» **Your goal**: Which lines in the records below mention the word "Trang"? Copy each one out.

"""

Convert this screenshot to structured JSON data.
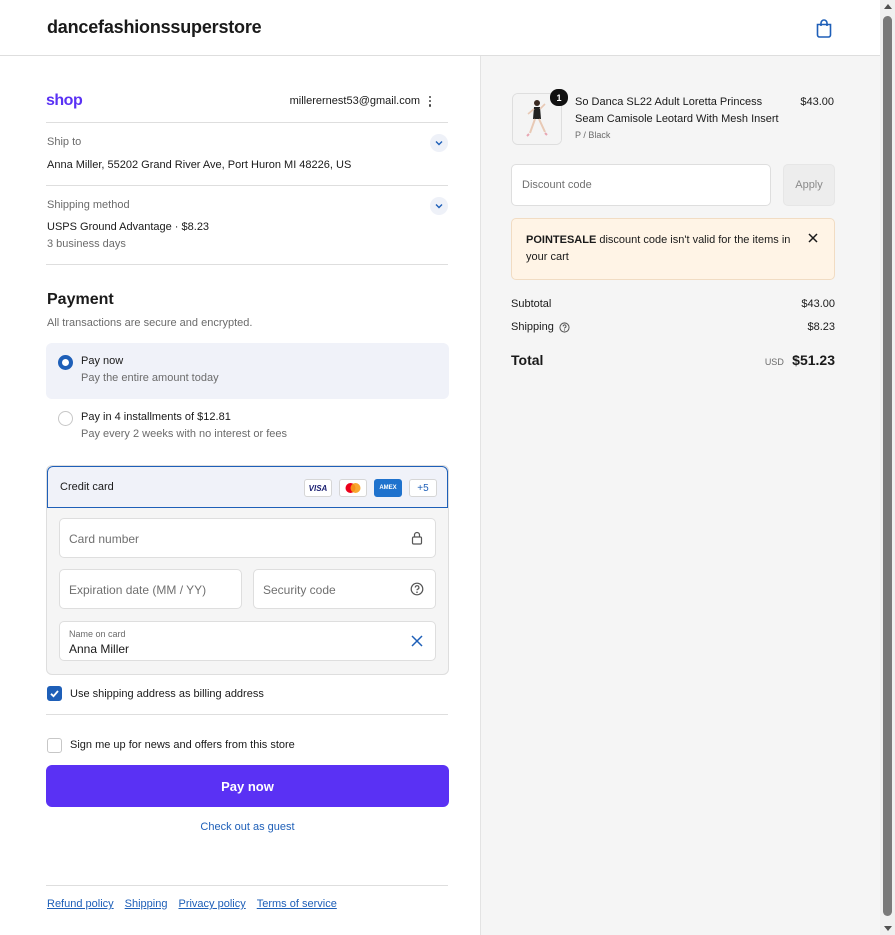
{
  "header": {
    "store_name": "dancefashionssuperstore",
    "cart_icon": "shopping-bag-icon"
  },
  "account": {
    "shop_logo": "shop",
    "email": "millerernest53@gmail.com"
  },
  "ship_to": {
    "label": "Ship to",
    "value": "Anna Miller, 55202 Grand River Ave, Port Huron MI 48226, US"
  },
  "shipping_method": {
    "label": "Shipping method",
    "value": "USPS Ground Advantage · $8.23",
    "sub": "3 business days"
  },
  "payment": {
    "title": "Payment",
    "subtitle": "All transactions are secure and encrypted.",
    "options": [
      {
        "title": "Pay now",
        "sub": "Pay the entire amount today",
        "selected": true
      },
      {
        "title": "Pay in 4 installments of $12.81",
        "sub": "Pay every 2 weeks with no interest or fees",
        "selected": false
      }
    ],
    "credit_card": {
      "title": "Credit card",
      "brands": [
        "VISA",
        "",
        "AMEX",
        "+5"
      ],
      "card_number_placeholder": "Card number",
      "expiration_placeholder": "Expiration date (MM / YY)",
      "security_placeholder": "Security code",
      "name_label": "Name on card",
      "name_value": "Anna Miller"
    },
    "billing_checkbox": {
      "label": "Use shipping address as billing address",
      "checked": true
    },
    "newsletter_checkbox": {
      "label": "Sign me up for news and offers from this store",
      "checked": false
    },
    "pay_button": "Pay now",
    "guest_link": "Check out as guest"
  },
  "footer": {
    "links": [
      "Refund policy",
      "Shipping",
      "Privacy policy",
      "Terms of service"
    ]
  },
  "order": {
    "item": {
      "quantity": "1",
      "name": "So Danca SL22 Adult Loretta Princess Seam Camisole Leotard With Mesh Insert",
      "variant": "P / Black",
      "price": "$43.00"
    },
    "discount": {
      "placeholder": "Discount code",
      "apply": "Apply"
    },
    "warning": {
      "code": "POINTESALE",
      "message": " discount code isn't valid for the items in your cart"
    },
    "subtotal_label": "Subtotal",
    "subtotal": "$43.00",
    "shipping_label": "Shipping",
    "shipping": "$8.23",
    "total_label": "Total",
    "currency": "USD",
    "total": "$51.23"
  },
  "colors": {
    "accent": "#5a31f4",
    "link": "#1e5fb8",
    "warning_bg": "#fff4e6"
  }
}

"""
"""

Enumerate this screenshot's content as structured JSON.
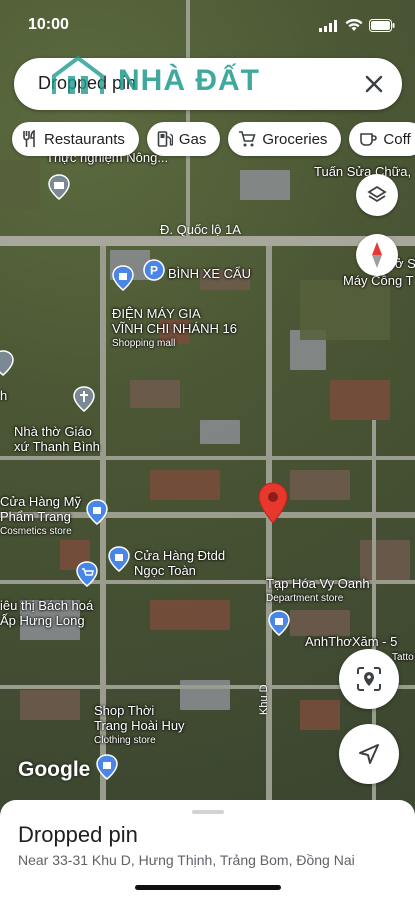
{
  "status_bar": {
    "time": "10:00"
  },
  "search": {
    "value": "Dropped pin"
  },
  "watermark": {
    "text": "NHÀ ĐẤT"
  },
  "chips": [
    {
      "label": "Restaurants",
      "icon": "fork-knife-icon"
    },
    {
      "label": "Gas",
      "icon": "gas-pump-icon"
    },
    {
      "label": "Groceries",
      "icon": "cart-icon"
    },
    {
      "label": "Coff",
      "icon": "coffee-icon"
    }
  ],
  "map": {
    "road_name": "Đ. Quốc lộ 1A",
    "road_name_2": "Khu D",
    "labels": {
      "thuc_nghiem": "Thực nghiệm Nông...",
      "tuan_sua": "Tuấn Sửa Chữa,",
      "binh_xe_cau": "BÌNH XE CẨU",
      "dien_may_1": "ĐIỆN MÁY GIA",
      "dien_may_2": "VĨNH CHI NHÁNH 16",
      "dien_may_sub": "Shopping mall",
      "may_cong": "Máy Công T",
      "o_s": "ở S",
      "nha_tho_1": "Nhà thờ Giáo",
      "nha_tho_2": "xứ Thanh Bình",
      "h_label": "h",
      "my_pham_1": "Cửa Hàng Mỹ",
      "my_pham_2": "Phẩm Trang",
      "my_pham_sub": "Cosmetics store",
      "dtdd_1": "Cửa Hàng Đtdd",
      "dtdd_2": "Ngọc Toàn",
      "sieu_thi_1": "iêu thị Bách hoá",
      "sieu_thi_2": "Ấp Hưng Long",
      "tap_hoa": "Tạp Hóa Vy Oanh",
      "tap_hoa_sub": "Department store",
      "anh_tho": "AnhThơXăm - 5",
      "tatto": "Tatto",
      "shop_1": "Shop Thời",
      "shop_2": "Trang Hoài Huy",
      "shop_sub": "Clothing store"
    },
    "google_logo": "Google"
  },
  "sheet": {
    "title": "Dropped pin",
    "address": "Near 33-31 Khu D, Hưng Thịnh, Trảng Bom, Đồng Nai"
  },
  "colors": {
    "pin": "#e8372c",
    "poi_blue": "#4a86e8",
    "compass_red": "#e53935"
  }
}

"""
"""

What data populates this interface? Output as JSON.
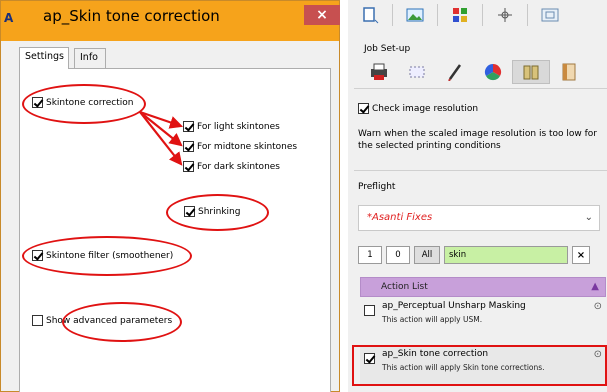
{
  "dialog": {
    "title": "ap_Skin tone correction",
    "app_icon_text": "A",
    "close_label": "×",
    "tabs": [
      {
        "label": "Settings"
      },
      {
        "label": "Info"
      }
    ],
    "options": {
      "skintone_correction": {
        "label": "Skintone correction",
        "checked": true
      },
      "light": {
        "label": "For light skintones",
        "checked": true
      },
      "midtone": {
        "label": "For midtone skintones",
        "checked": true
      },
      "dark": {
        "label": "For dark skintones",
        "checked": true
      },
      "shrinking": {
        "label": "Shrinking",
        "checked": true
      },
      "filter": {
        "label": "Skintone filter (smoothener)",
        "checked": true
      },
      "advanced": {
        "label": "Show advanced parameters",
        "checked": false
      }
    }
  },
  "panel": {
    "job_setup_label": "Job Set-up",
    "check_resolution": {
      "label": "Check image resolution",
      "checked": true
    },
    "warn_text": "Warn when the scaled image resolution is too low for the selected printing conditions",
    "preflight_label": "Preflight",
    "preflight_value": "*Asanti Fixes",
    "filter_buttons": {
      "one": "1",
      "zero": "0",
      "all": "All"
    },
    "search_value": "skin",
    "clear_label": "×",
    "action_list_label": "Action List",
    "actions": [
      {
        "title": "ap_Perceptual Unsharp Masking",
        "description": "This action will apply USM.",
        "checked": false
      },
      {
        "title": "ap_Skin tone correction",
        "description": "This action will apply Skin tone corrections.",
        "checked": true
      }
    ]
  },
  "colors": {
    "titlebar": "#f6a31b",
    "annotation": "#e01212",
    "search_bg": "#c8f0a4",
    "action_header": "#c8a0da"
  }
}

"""

» **Response for this exercise**:
      "my_pham_2": "Phẩm Trang",
      "shop_2": "Trang Hoài Huy",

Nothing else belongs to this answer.